For the peace accord to be accepted, the “yes” vote needs to win a majority of the ballots cast as well as represent at least 13 percent of the electorate, or about 4.5 million votes.
Early results in Colombia’s national referendum show a tighter-than-expected vote over whether to endorse or reject the government’s peace accord with the South American nation’s biggest rebel movement.
With 15 percent of polling stations reporting results, 51 percent of ballots are in favor of the accord while 49 percent oppose it.
To pass, the “yes” vote needs to win a majority of the ballots case Sunday as well as represent at least 13 percent of the electorate, or about 4.5 million votes.
Polls have just closed in Colombia’s national referendum on a peace deal with leftist rebels. Now the wait for results begins.
A few governors and lawmakers had been hoping to extend Sunday’s voting by two hours to accommodate those who stayed home amid heavy rainfall caused by Hurricane Matthew along Colombia’s Caribbean coast. But electoral authorities rejected the proposal.
Authorities say early results should be available within an hour of polls closing.
Heavy rains resulting from Hurricane Matthew are delaying the opening of some polling stations in rural parts of Colombia as the country votes on whether to ratify a peace deal between the government and rebels.
The Interior Ministry says 82 voting booths in La Guajira peninsula, the area hardest hit by Matthew, didn’t open as scheduled due to logistical problems triggered by flooding and bad weather.
President Juan Manuel Santos is urging Colombians to look for inspiration from Indian independence leader Gandhi, who was born 147 years ago Sunday, as they cast ballots on a deal to end the country’s long civil conflict.
“We in Colombia have to adopt this culture of non-violence,” Santos told reporters after casting his ballot Sunday in Plaza Bolivar next to the presidential palace.
Santos said that heavy rainfall and bad weather as a result of hurricane Matthew shouldn’t be an obstacle to heading to the polls.
“All of us can be protagonists in this historic change taking place in our nation,” he said.
Polls have opened in Colombia’s referendum where voters will be asked whether to endorse or reject a historic peace deal with the country’s largest rebel movement.
Authorities are urging Colombians to vote early, though heavy rainfall from the offshore passage of Hurricane Matthew is expected to dampen turnout.
In Plaza Bolivar, where President Juan Manuel Santos is voting, there were long lines of voters standing with umbrellas waiting to cast ballots.
At least 13 percent of the electorate, or around 4.5 million voters, must ratify the accord signed Sept 26 in order for implementation to begin.

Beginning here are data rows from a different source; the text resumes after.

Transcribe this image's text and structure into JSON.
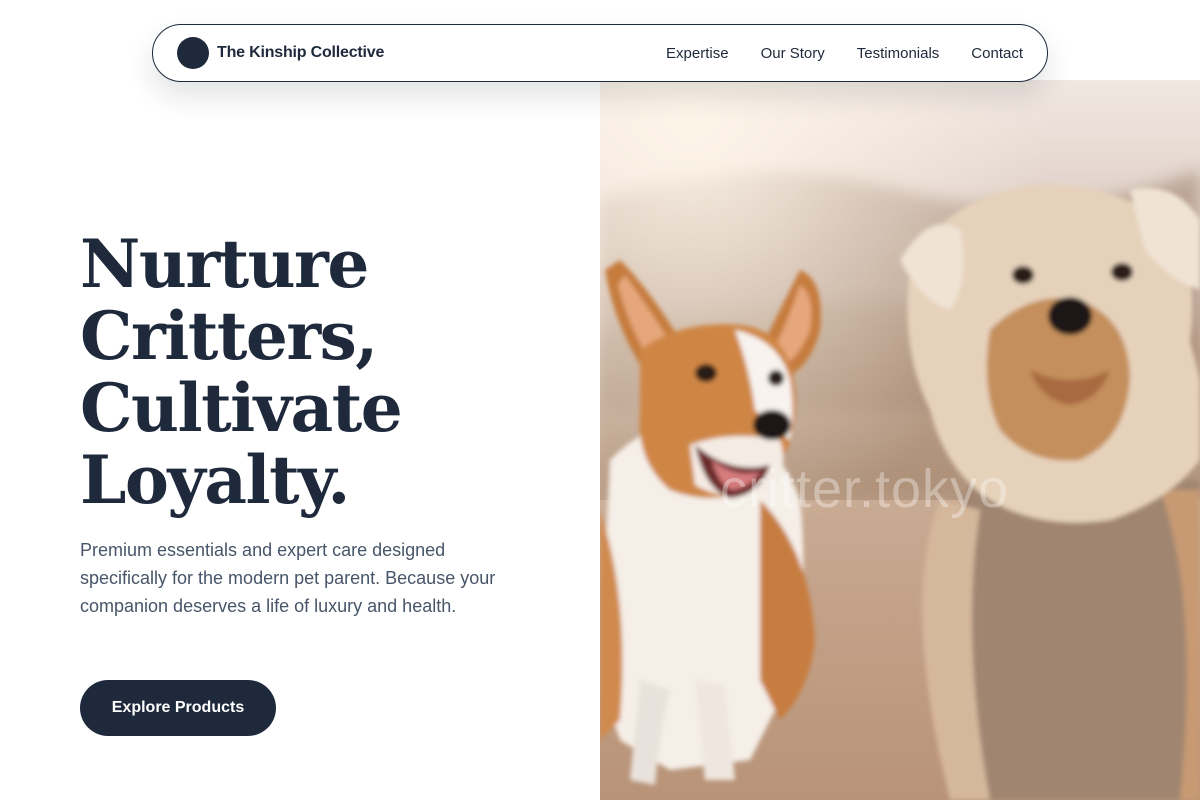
{
  "brand": {
    "name": "The Kinship Collective",
    "logo_icon": "circle-logo-icon"
  },
  "nav": {
    "links": [
      "Expertise",
      "Our Story",
      "Testimonials",
      "Contact"
    ]
  },
  "hero": {
    "title_lines": [
      "Nurture",
      "Critters,",
      "Cultivate",
      "Loyalty."
    ],
    "description": "Premium essentials and expert care designed specifically for the modern pet parent. Because your companion deserves a life of luxury and health.",
    "cta_label": "Explore Products",
    "image_watermark": "critter.tokyo"
  },
  "colors": {
    "primary": "#1e293b",
    "text_muted": "#475569",
    "background": "#ffffff"
  }
}
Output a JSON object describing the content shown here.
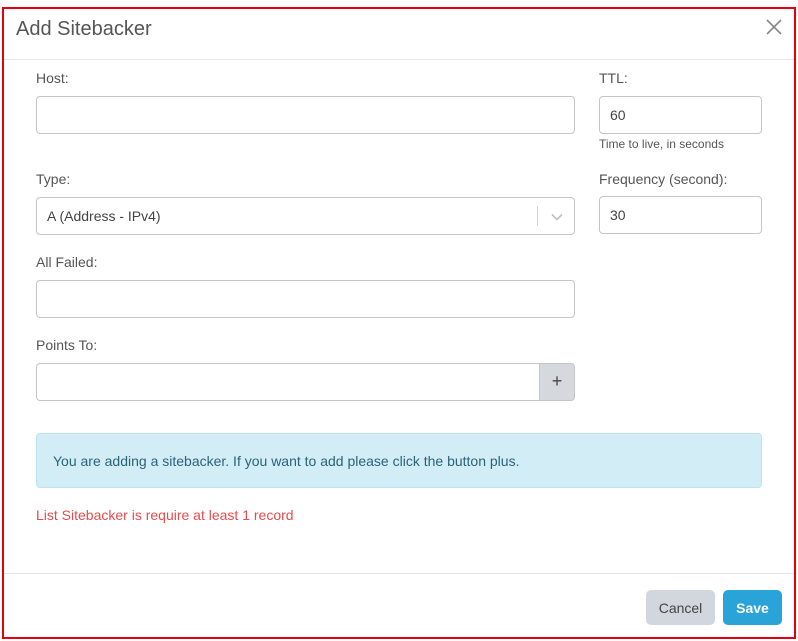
{
  "dialog": {
    "title": "Add Sitebacker"
  },
  "fields": {
    "host": {
      "label": "Host:",
      "value": ""
    },
    "ttl": {
      "label": "TTL:",
      "value": "60",
      "hint": "Time to live, in seconds"
    },
    "type": {
      "label": "Type:",
      "selected": "A (Address - IPv4)"
    },
    "frequency": {
      "label": "Frequency (second):",
      "value": "30"
    },
    "all_failed": {
      "label": "All Failed:",
      "value": ""
    },
    "points_to": {
      "label": "Points To:",
      "value": "",
      "add_label": "+"
    }
  },
  "messages": {
    "info": "You are adding a sitebacker. If you want to add please click the button plus.",
    "error": "List Sitebacker is require at least 1 record"
  },
  "footer": {
    "cancel_label": "Cancel",
    "save_label": "Save"
  },
  "colors": {
    "frame": "#e3000f",
    "info_bg": "#d3edf6",
    "error": "#e74c4c",
    "primary": "#2aa3d8"
  },
  "icons": {
    "close": "close-icon",
    "chevron": "chevron-down-icon"
  }
}
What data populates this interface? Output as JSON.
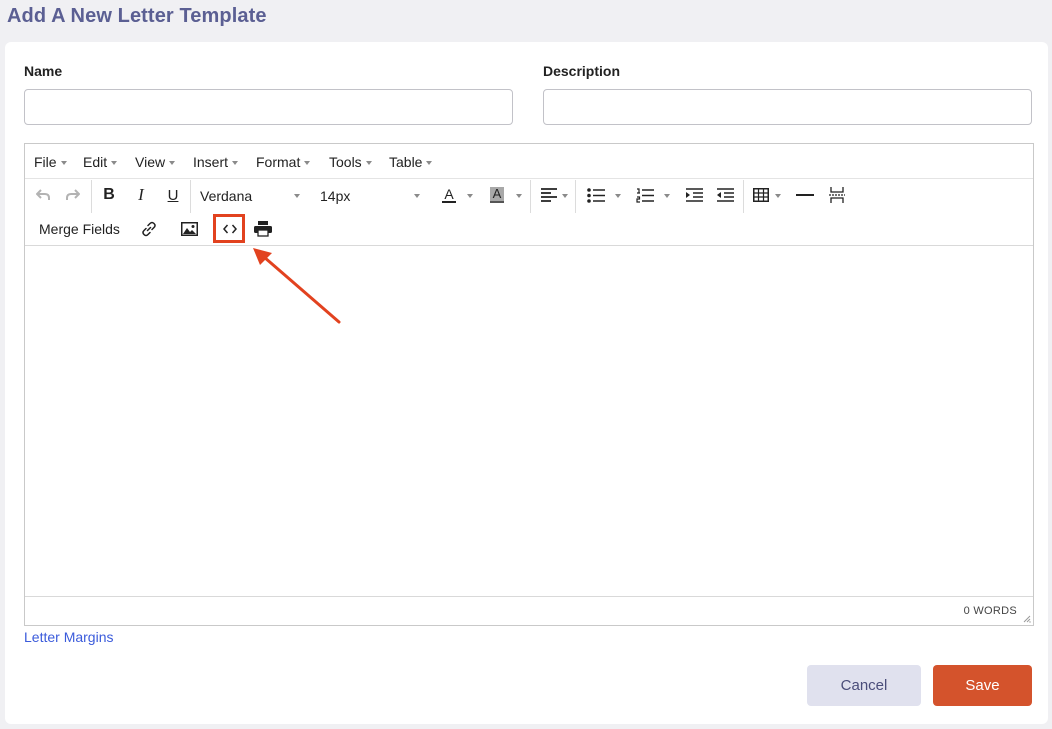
{
  "page": {
    "title": "Add A New Letter Template"
  },
  "form": {
    "name_label": "Name",
    "name_value": "",
    "description_label": "Description",
    "description_value": ""
  },
  "editor": {
    "menu": [
      "File",
      "Edit",
      "View",
      "Insert",
      "Format",
      "Tools",
      "Table"
    ],
    "font_family": "Verdana",
    "font_size": "14px",
    "text_color_glyph": "A",
    "bg_color_glyph": "A",
    "merge_fields_label": "Merge Fields",
    "word_count": "0 WORDS",
    "content": ""
  },
  "links": {
    "letter_margins": "Letter Margins"
  },
  "actions": {
    "cancel_label": "Cancel",
    "save_label": "Save"
  },
  "colors": {
    "title": "#5b5f93",
    "save_button": "#d4532c",
    "cancel_button": "#e0e1ee",
    "annotation": "#e2421f",
    "link": "#3b5bdb"
  },
  "icons": {
    "undo": "undo-icon",
    "redo": "redo-icon",
    "bold": "bold-icon",
    "italic": "italic-icon",
    "underline": "underline-icon",
    "align": "align-left-icon",
    "bullet_list": "bullet-list-icon",
    "numbered_list": "numbered-list-icon",
    "indent": "indent-icon",
    "outdent": "outdent-icon",
    "table": "table-icon",
    "hr": "horizontal-rule-icon",
    "page_break": "page-break-icon",
    "link": "link-icon",
    "image": "image-icon",
    "source_code": "source-code-icon",
    "print": "print-icon"
  }
}
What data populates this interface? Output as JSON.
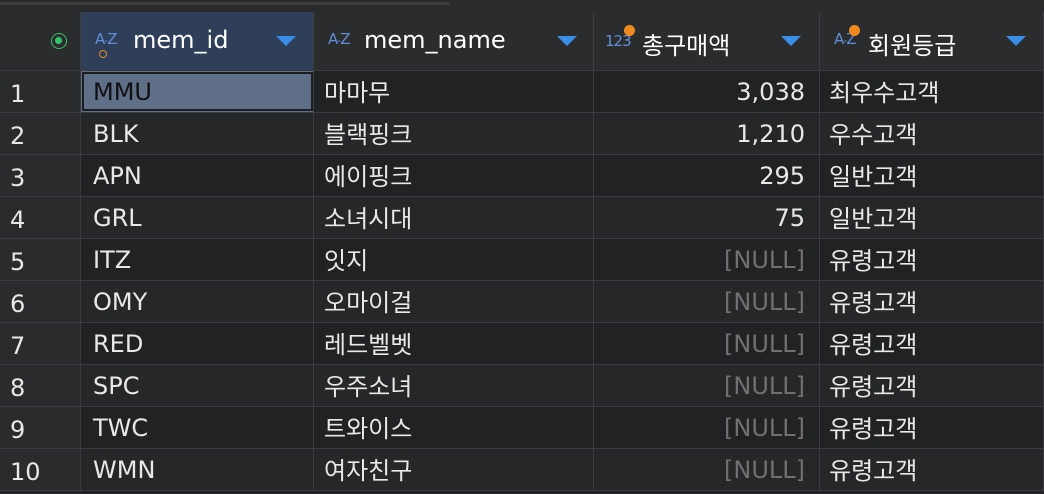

Polls show the “yes” vote favored by an almost two-to-one margin.